*Instructions for the task*
State how many lines of the data contain the word "active", and write nothing besides the number.

*Items listed in a dataset*

=== Begin Enclosure ===

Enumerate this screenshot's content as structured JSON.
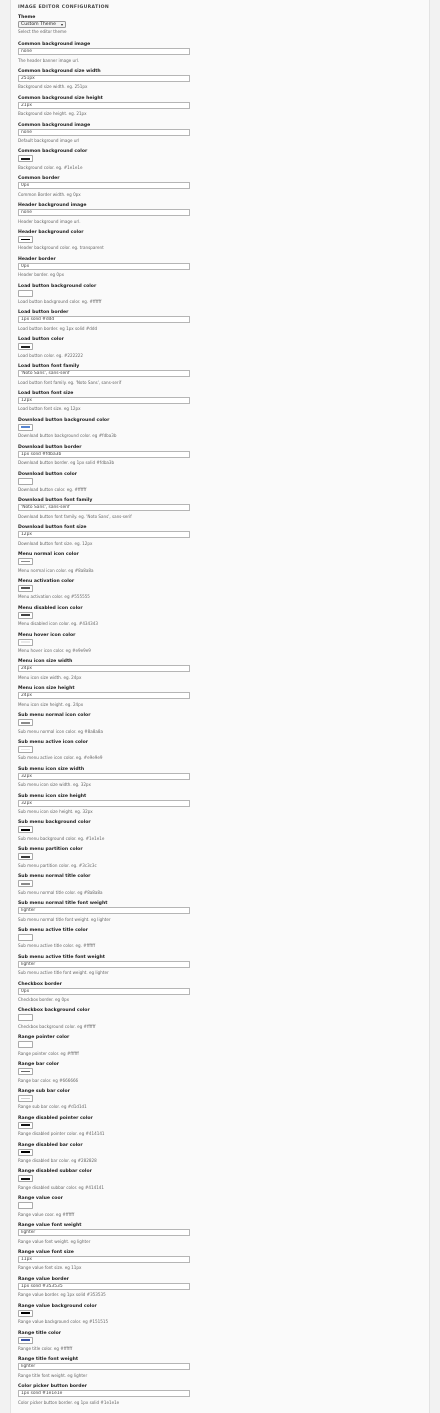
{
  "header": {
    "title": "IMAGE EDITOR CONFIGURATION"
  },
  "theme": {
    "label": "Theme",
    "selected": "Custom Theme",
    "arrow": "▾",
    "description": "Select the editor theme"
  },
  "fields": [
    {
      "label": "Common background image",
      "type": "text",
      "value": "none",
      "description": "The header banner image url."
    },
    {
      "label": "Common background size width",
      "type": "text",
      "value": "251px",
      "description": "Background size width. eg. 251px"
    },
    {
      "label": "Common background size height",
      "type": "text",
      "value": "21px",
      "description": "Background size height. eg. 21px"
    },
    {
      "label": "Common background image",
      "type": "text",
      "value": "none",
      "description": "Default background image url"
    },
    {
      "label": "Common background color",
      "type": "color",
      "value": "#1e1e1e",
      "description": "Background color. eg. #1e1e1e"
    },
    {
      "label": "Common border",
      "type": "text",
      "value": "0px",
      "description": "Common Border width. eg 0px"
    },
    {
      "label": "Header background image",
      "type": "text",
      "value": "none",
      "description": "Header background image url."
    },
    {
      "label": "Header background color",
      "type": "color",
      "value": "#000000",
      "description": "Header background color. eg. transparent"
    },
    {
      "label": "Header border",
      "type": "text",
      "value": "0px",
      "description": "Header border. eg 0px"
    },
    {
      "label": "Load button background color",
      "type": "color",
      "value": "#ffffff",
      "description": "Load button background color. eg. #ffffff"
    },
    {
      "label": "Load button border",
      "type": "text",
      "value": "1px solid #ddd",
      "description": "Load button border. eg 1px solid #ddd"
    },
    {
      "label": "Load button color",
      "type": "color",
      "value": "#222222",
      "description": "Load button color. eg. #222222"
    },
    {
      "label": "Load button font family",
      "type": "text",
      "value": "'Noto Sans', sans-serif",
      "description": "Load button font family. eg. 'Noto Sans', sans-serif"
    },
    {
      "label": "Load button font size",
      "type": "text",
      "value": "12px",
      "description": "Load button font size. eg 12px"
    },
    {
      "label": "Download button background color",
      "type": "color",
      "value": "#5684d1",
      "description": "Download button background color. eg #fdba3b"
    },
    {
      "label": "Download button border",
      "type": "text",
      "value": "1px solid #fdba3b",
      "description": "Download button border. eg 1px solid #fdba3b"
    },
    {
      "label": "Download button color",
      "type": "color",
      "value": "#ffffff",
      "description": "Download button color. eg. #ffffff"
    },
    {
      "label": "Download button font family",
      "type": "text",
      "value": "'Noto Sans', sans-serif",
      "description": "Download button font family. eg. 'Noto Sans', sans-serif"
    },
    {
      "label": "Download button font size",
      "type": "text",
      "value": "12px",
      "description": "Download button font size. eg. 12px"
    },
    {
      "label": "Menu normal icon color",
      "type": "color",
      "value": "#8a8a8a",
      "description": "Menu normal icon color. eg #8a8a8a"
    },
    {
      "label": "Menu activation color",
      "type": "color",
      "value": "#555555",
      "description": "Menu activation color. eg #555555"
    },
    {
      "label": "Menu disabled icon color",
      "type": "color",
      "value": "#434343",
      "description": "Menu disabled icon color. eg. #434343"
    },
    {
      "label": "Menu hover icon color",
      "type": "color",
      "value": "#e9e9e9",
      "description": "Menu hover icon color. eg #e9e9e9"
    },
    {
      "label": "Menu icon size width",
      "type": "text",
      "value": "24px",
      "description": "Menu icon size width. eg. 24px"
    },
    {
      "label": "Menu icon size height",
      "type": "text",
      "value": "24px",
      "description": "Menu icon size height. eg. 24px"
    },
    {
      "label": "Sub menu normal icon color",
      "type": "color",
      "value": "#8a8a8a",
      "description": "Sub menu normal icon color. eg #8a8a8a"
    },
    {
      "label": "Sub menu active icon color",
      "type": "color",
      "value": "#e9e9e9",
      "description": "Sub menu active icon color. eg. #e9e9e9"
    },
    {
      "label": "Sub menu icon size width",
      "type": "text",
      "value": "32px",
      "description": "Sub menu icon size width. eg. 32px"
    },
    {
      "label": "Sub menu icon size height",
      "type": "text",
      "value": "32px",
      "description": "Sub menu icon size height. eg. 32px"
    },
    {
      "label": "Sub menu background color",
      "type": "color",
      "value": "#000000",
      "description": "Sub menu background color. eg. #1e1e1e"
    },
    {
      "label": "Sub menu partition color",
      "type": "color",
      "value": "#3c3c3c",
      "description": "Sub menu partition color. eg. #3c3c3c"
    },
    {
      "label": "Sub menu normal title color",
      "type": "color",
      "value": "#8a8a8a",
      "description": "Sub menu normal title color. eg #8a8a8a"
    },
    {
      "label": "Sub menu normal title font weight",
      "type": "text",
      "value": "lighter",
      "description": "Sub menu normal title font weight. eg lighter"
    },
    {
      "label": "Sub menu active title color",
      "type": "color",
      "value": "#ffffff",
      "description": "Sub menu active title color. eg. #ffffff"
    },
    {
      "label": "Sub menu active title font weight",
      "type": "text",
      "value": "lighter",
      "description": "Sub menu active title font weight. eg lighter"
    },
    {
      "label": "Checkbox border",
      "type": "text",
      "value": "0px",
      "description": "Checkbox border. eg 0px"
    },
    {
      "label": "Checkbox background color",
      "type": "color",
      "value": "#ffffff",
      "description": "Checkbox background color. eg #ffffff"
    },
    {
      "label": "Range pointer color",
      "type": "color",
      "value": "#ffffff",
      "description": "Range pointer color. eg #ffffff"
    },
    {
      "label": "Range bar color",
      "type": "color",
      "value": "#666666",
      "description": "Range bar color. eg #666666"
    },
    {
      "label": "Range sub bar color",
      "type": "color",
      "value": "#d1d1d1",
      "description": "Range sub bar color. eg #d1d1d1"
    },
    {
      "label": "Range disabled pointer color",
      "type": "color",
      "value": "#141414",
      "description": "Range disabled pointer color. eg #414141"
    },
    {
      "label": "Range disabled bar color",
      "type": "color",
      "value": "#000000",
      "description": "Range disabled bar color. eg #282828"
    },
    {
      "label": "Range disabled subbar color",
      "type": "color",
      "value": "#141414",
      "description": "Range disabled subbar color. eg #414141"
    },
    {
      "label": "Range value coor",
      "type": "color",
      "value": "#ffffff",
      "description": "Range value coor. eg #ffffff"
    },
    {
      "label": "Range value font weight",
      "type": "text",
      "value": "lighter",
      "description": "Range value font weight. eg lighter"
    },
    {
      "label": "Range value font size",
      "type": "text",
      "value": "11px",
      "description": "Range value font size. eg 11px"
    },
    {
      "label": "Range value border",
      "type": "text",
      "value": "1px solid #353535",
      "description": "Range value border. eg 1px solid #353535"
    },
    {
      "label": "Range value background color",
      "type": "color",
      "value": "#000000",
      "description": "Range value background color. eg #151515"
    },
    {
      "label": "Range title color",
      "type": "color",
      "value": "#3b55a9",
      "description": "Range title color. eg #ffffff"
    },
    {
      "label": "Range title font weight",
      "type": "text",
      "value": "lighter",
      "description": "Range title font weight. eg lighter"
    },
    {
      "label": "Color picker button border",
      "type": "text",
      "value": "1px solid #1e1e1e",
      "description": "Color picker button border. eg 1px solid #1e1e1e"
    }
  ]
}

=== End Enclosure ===

*Response to the task*
6